Mikasaite, a mixed iron-aluminium sulfate of chemical formula (Fe3+, Al3+)2(SO4)3[3] is the name of mineralogical form of iron(III) sulfate. This anhydrous form occurs very rarely and is connected with coal fires. The hydrates are more common, with coquimbite (nonahydrate) as probably the most often met among them. Paracoquimbite is the other, rarely met natural nonahydrate. Kornelite (heptahydrate) and quenstedtite (decahydrate) are rarely found. Lausenite (hexa- or pentahydrate) is a doubtful species. All the mentioned natural hydrates are unstable compounds connected with Fe-bearing primary minerals (mainly pyrite and marcasite) oxidation in ore beds. In the solutions of the ore beds oxidation zones the iron(III) sulfate is also an important oxidative agent.

Production[edit]

Iron(III) sulfate is produced on a large scale by reacting sulfuric acid, a hot solution of ferrous sulfate, and an oxidizing agent (such as nitric acid or hydrogen peroxide).[4]

2FeSO4 + H2SO4 + H2O2 → Fe2(SO4)3 + 2H2O

Mars exploration[edit]

Ferric sulfate and jarosite have been detected by the two martian rovers Spirit and Opportunity. These substances are indicative of strongly oxidizing conditions prevailing at the surface of Mars. In May 2009, the Spirit rover became stuck when it drove over a patch of soft ferric sulfate that had been hidden under a veneer of normal-looking soil. [5] Because iron sulfate has very little cohesion, the rover's wheels could not gain sufficient traction to pull the body of the rover out of the iron sulfate patch. Multiple techniques were attempted to extricate the rover, but the wheels eventually sunk so deeply into the iron sulfate that the body of the rover came to rest on the martian surface, preventing the wheels from exerting any force on the material below them. As the JPL team failed to recover the mobility of Spirit, it signified the end of the journey for the rover.

See also[edit]

References[edit]
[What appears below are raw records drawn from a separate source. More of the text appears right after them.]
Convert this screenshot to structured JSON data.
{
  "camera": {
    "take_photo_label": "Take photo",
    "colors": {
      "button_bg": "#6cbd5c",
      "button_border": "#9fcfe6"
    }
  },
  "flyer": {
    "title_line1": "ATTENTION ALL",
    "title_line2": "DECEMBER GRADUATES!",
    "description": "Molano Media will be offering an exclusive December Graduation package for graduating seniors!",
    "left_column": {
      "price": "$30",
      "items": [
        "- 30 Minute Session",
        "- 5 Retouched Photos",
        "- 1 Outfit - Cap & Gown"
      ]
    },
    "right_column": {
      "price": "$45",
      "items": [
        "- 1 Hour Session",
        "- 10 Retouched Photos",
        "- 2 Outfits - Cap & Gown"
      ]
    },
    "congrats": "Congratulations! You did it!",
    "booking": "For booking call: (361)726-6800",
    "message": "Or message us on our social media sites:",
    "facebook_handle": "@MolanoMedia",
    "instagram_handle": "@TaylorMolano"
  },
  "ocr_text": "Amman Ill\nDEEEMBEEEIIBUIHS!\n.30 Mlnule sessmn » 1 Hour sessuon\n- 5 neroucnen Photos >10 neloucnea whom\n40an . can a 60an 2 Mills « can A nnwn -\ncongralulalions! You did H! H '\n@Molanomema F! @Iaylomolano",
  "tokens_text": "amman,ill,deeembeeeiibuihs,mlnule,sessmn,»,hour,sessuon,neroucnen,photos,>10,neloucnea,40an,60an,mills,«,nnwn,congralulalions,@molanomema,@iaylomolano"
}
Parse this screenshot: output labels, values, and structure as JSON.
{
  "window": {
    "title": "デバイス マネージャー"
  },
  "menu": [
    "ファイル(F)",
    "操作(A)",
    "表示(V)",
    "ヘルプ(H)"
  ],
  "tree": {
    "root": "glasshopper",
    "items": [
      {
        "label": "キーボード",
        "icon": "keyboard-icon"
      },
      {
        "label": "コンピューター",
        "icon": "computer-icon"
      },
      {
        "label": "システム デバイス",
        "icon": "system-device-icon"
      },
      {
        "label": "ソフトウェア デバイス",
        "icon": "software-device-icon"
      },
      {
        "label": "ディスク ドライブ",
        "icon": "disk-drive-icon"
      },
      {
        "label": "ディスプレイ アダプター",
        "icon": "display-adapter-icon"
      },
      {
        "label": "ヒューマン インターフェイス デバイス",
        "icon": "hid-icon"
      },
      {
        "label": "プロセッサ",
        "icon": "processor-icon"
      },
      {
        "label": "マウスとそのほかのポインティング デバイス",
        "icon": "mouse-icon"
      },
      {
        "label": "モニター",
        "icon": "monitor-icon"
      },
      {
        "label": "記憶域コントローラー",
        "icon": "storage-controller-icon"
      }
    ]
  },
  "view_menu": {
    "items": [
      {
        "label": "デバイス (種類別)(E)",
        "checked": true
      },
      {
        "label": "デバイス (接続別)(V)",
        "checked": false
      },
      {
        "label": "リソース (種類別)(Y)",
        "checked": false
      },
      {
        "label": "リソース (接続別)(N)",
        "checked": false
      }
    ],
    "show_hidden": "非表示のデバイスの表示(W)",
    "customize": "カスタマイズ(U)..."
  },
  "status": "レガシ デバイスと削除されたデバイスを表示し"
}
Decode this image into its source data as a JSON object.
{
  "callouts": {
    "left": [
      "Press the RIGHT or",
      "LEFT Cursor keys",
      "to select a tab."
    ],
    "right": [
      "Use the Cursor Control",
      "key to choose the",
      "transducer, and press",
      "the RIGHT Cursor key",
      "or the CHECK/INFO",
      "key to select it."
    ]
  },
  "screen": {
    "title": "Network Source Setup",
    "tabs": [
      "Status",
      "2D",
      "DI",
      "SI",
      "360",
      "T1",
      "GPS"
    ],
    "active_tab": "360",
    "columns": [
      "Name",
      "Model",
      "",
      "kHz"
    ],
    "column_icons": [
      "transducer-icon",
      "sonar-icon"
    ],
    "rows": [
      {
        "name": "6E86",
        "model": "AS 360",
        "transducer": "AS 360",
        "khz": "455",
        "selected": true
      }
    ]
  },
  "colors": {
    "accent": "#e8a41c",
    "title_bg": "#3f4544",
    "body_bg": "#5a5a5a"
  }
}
  1. ^ Ferric sulfate. The Columbia Encyclopedia, Sixth Edition. Retrieved November, 2007.
  2. ^ Ferric sulfate. Online medical dictionary. Retrieved November, 2007
  3. ^ Mikasaite
  4. ^ Iron compounds. Encyclopædia Britannica Article. Retrieved November, 2007
  5. ^ Chang, Kenneth (2009-05-19). "Mars rover’s 5 working wheels are stuck in hidden soft spot". The New York Times. ISSN 0362-4331. Retrieved 2009-05-19. 

External links[edit]